__Description of the task__: What you return must match the listing below character for character, minus any pictures.

__Input__:
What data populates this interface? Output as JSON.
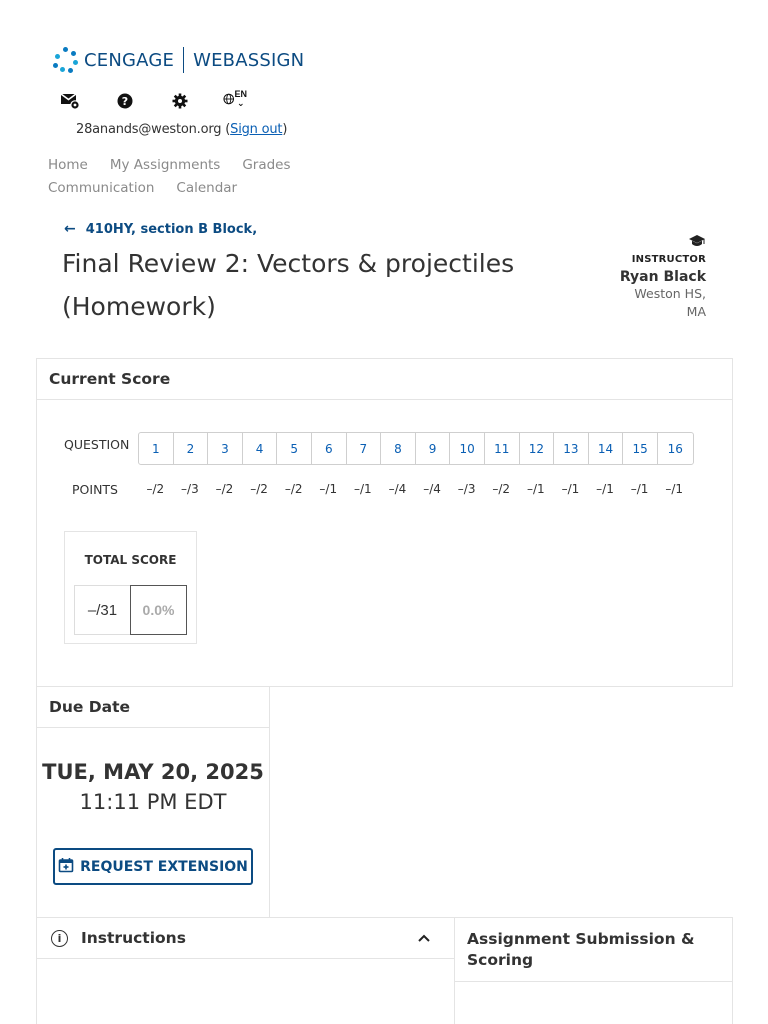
{
  "brand": {
    "left": "CENGAGE",
    "right": "WEBASSIGN",
    "color": "#0c4b82"
  },
  "toolbar": {
    "icons": [
      "messages-icon",
      "help-icon",
      "settings-icon",
      "globe-icon"
    ],
    "lang_code": "EN"
  },
  "user": {
    "email": "28anands@weston.org",
    "open_paren": "(",
    "sign_out": "Sign out",
    "close_paren": ")"
  },
  "nav": {
    "items": [
      "Home",
      "My Assignments",
      "Grades",
      "Communication",
      "Calendar"
    ]
  },
  "assignment": {
    "back_label": "410HY, section B Block,",
    "title": "Final Review 2: Vectors & projectiles (Homework)"
  },
  "instructor": {
    "role": "INSTRUCTOR",
    "name": "Ryan Black",
    "school": "Weston HS, MA"
  },
  "current_score": {
    "heading": "Current Score",
    "question_label": "QUESTION",
    "points_label": "POINTS",
    "questions": [
      "1",
      "2",
      "3",
      "4",
      "5",
      "6",
      "7",
      "8",
      "9",
      "10",
      "11",
      "12",
      "13",
      "14",
      "15",
      "16"
    ],
    "points": [
      "–/2",
      "–/3",
      "–/2",
      "–/2",
      "–/2",
      "–/1",
      "–/1",
      "–/4",
      "–/4",
      "–/3",
      "–/2",
      "–/1",
      "–/1",
      "–/1",
      "–/1",
      "–/1"
    ],
    "total_label": "TOTAL SCORE",
    "total_points": "–/31",
    "total_percent": "0.0%"
  },
  "due": {
    "heading": "Due Date",
    "date": "TUE, MAY 20, 2025",
    "time": "11:11 PM EDT",
    "extension_label": "REQUEST EXTENSION"
  },
  "instructions": {
    "heading": "Instructions"
  },
  "submission": {
    "heading": "Assignment Submission & Scoring"
  }
}
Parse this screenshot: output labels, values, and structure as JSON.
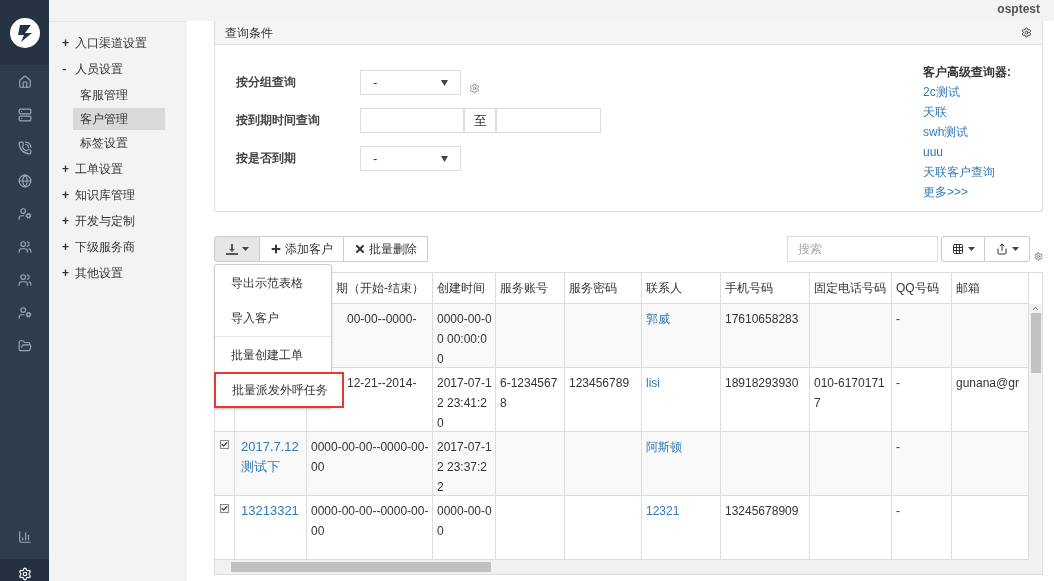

__Written solution__:
What data populates this interface? Output as JSON.
{
  "brand": {
    "left": "CENGAGE",
    "right": "WEBASSIGN",
    "color": "#0c4b82"
  },
  "toolbar": {
    "icons": [
      "messages-icon",
      "help-icon",
      "settings-icon",
      "globe-icon"
    ],
    "lang_code": "EN"
  },
  "user": {
    "email": "28anands@weston.org",
    "open_paren": "(",
    "sign_out": "Sign out",
    "close_paren": ")"
  },
  "nav": {
    "items": [
      "Home",
      "My Assignments",
      "Grades",
      "Communication",
      "Calendar"
    ]
  },
  "assignment": {
    "back_label": "410HY, section B Block,",
    "title": "Final Review 2: Vectors & projectiles (Homework)"
  },
  "instructor": {
    "role": "INSTRUCTOR",
    "name": "Ryan Black",
    "school": "Weston HS, MA"
  },
  "current_score": {
    "heading": "Current Score",
    "question_label": "QUESTION",
    "points_label": "POINTS",
    "questions": [
      "1",
      "2",
      "3",
      "4",
      "5",
      "6",
      "7",
      "8",
      "9",
      "10",
      "11",
      "12",
      "13",
      "14",
      "15",
      "16"
    ],
    "points": [
      "–/2",
      "–/3",
      "–/2",
      "–/2",
      "–/2",
      "–/1",
      "–/1",
      "–/4",
      "–/4",
      "–/3",
      "–/2",
      "–/1",
      "–/1",
      "–/1",
      "–/1",
      "–/1"
    ],
    "total_label": "TOTAL SCORE",
    "total_points": "–/31",
    "total_percent": "0.0%"
  },
  "due": {
    "heading": "Due Date",
    "date": "TUE, MAY 20, 2025",
    "time": "11:11 PM EDT",
    "extension_label": "REQUEST EXTENSION"
  },
  "instructions": {
    "heading": "Instructions"
  },
  "submission": {
    "heading": "Assignment Submission & Scoring"
  }
}
Parse this screenshot: output labels, values, and structure as JSON.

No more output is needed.